Entries from a dataset of interfaces
----------------------------------------

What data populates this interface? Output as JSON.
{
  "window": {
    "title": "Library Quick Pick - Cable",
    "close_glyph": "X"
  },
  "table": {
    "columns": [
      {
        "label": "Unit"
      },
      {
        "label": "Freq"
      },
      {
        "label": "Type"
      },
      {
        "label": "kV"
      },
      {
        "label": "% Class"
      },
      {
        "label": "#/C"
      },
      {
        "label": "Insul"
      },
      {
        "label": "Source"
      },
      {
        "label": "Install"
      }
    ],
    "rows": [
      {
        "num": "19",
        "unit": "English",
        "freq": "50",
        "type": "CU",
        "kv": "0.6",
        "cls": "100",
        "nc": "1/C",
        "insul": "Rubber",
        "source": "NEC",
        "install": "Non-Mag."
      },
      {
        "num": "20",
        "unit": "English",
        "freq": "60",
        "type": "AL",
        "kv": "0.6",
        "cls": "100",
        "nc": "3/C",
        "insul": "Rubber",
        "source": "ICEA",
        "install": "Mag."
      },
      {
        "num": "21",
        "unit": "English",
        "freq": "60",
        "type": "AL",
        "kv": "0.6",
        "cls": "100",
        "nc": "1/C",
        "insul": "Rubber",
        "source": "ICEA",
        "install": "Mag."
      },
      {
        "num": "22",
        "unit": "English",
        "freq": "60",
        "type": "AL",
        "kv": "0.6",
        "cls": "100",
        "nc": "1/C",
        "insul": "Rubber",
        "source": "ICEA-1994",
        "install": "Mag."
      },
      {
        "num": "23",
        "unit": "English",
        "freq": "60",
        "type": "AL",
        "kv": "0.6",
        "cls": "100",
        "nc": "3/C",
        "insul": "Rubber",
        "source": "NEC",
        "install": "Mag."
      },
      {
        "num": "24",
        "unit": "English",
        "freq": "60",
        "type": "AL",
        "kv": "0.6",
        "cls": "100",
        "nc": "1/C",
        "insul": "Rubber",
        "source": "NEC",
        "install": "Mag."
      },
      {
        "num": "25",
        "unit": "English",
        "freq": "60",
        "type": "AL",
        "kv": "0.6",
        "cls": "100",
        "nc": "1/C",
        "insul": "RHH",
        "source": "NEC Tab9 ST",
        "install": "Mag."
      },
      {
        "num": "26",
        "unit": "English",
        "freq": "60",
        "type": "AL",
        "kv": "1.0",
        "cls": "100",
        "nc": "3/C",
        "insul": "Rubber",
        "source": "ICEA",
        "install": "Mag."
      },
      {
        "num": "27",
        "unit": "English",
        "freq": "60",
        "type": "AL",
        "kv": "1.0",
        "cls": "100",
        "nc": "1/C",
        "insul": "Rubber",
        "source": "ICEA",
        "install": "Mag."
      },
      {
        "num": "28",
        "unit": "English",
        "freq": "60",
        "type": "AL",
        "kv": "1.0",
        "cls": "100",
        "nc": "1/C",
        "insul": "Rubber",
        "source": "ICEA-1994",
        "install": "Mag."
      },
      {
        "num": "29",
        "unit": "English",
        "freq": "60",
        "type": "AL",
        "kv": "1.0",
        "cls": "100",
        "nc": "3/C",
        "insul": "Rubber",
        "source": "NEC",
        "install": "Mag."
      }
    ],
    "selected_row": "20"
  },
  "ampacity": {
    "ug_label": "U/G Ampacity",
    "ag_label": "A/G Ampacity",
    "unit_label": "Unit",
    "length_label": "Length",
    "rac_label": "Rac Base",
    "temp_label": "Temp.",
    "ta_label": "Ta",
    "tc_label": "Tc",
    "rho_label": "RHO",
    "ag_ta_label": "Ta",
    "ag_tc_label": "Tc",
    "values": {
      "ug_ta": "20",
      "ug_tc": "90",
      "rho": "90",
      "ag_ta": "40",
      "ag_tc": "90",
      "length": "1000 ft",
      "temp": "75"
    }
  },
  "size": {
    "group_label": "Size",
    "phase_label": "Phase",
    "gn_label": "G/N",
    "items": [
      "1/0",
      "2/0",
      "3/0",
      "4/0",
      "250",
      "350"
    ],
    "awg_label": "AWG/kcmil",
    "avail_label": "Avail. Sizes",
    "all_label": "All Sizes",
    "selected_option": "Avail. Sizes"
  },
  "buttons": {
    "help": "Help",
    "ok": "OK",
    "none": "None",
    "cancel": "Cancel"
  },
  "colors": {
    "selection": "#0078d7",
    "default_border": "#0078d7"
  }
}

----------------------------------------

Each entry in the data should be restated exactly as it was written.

What data populates this interface? Output as JSON.
{
  "window": {
    "title": "Library Quick Pick - Cable",
    "close_glyph": "X"
  },
  "table": {
    "columns": [
      {
        "label": "Unit"
      },
      {
        "label": "Freq"
      },
      {
        "label": "Type"
      },
      {
        "label": "kV"
      },
      {
        "label": "% Class"
      },
      {
        "label": "#/C"
      },
      {
        "label": "Insul"
      },
      {
        "label": "Source"
      },
      {
        "label": "Install"
      }
    ],
    "rows": [
      {
        "num": "19",
        "unit": "English",
        "freq": "50",
        "type": "CU",
        "kv": "0.6",
        "cls": "100",
        "nc": "1/C",
        "insul": "Rubber",
        "source": "NEC",
        "install": "Non-Mag."
      },
      {
        "num": "20",
        "unit": "English",
        "freq": "60",
        "type": "AL",
        "kv": "0.6",
        "cls": "100",
        "nc": "3/C",
        "insul": "Rubber",
        "source": "ICEA",
        "install": "Mag."
      },
      {
        "num": "21",
        "unit": "English",
        "freq": "60",
        "type": "AL",
        "kv": "0.6",
        "cls": "100",
        "nc": "1/C",
        "insul": "Rubber",
        "source": "ICEA",
        "install": "Mag."
      },
      {
        "num": "22",
        "unit": "English",
        "freq": "60",
        "type": "AL",
        "kv": "0.6",
        "cls": "100",
        "nc": "1/C",
        "insul": "Rubber",
        "source": "ICEA-1994",
        "install": "Mag."
      },
      {
        "num": "23",
        "unit": "English",
        "freq": "60",
        "type": "AL",
        "kv": "0.6",
        "cls": "100",
        "nc": "3/C",
        "insul": "Rubber",
        "source": "NEC",
        "install": "Mag."
      },
      {
        "num": "24",
        "unit": "English",
        "freq": "60",
        "type": "AL",
        "kv": "0.6",
        "cls": "100",
        "nc": "1/C",
        "insul": "Rubber",
        "source": "NEC",
        "install": "Mag."
      },
      {
        "num": "25",
        "unit": "English",
        "freq": "60",
        "type": "AL",
        "kv": "0.6",
        "cls": "100",
        "nc": "1/C",
        "insul": "RHH",
        "source": "NEC Tab9 ST",
        "install": "Mag."
      },
      {
        "num": "26",
        "unit": "English",
        "freq": "60",
        "type": "AL",
        "kv": "1.0",
        "cls": "100",
        "nc": "3/C",
        "insul": "Rubber",
        "source": "ICEA",
        "install": "Mag."
      },
      {
        "num": "27",
        "unit": "English",
        "freq": "60",
        "type": "AL",
        "kv": "1.0",
        "cls": "100",
        "nc": "1/C",
        "insul": "Rubber",
        "source": "ICEA",
        "install": "Mag."
      },
      {
        "num": "28",
        "unit": "English",
        "freq": "60",
        "type": "AL",
        "kv": "1.0",
        "cls": "100",
        "nc": "1/C",
        "insul": "Rubber",
        "source": "ICEA-1994",
        "install": "Mag."
      },
      {
        "num": "29",
        "unit": "English",
        "freq": "60",
        "type": "AL",
        "kv": "1.0",
        "cls": "100",
        "nc": "3/C",
        "insul": "Rubber",
        "source": "NEC",
        "install": "Mag."
      }
    ],
    "selected_row": "20"
  },
  "ampacity": {
    "ug_label": "U/G Ampacity",
    "ag_label": "A/G Ampacity",
    "unit_label": "Unit",
    "length_label": "Length",
    "rac_label": "Rac Base",
    "temp_label": "Temp.",
    "ta_label": "Ta",
    "tc_label": "Tc",
    "rho_label": "RHO",
    "ag_ta_label": "Ta",
    "ag_tc_label": "Tc",
    "values": {
      "ug_ta": "20",
      "ug_tc": "90",
      "rho": "90",
      "ag_ta": "40",
      "ag_tc": "90",
      "length": "1000 ft",
      "temp": "75"
    }
  },
  "size": {
    "group_label": "Size",
    "phase_label": "Phase",
    "gn_label": "G/N",
    "items": [
      "1/0",
      "2/0",
      "3/0",
      "4/0",
      "250",
      "350"
    ],
    "awg_label": "AWG/kcmil",
    "avail_label": "Avail. Sizes",
    "all_label": "All Sizes",
    "selected_option": "Avail. Sizes"
  },
  "buttons": {
    "help": "Help",
    "ok": "OK",
    "none": "None",
    "cancel": "Cancel"
  },
  "colors": {
    "selection": "#0078d7",
    "default_border": "#0078d7"
  }
}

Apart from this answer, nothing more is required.